Holmes says the new department has two main objectives: First, to divert young people who’ve gotten into trouble toward services that better facilitate rehabilitation and away from the criminal justice system. Second, to invest in community centers and organizations that keep kids from getting into trouble in the first place.
But funding has been an issue. The county unanimously adopted a motion committing to the recommendations set forth in the Youth Justice Reimagined report but did not fund the DYD at all in last year’s budget. This year, it allotted about $25 million to the new department, a fraction of the $150 million activists had called for.
Holmes says that’s been enough to hire about half the 30 people he eventually wants to staff the department.
“We know that the board is committed to investing in diversion and youth development,” says Holmes, who also notes the county's budgeting process can be “incremental.”
But Youth Justice Coalition organizer Gloria Gonzalez, who worked as a consultant on Youth Justice Reimagined, fears $25 million isn’t enough to truly invest “in young people's well being, healing, and transformation.”

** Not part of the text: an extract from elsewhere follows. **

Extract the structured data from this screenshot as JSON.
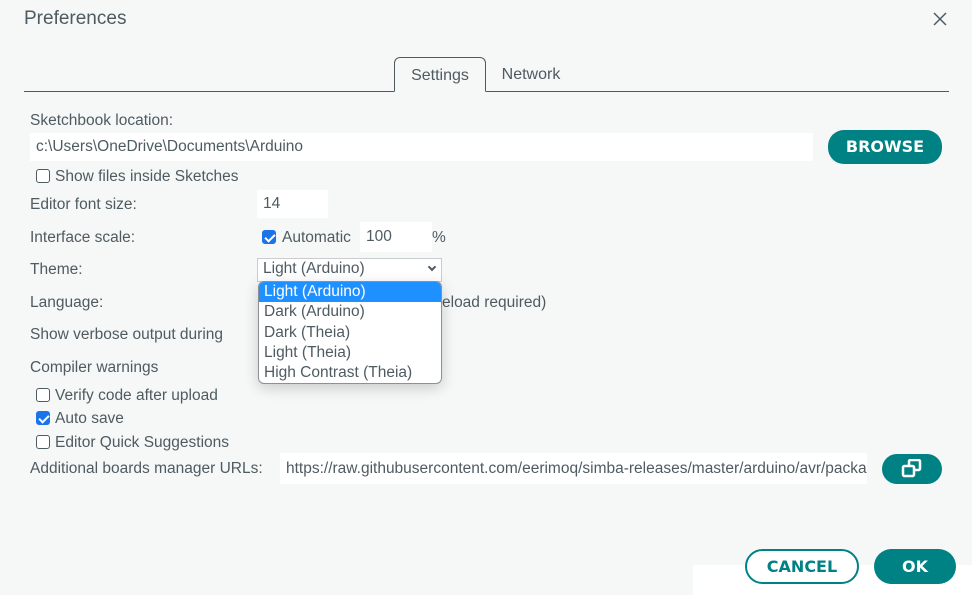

Gonzalez says funding the DYD at $150 million and transferring the youth justice system have only become more urgent. The Probation Department, which oversees the juvenile justice system in LA County, has been struggling in recent years.
In June, the California Board of State and Community Corrections found LA’s Central Juvenile Hall, which is run by the Probation Department, “unsuitable for the confinement of youth.” The board cited 16 months of serious health and safety violations, including officers falsifying records about welfare checks and incorrectly documenting the use of prescription drugs.
In a statement to KCRW, the state board said the Probation Department was given 60 days to vacate juveniles from Central Juvenile Hall or to remedy the violations. Aaron Maguire, general counsel for the state board, said “it found the facility suitable before the 60 days elapsed,” meaning the violations were remedied, and no juveniles were removed from the facility.
California law places the responsibility for juveniles involved with the justice system in the hands of each county’s Chief Probation Officer. Vincent Holmes says that law will need to change so the Department of Youth Development can have jurisdiction.
“We're certainly looking forward to that,” Holmes says. “Until then, I think a lot of our work is really going to be focused on reducing the number of young people who ever have to come into contact with our justice system.”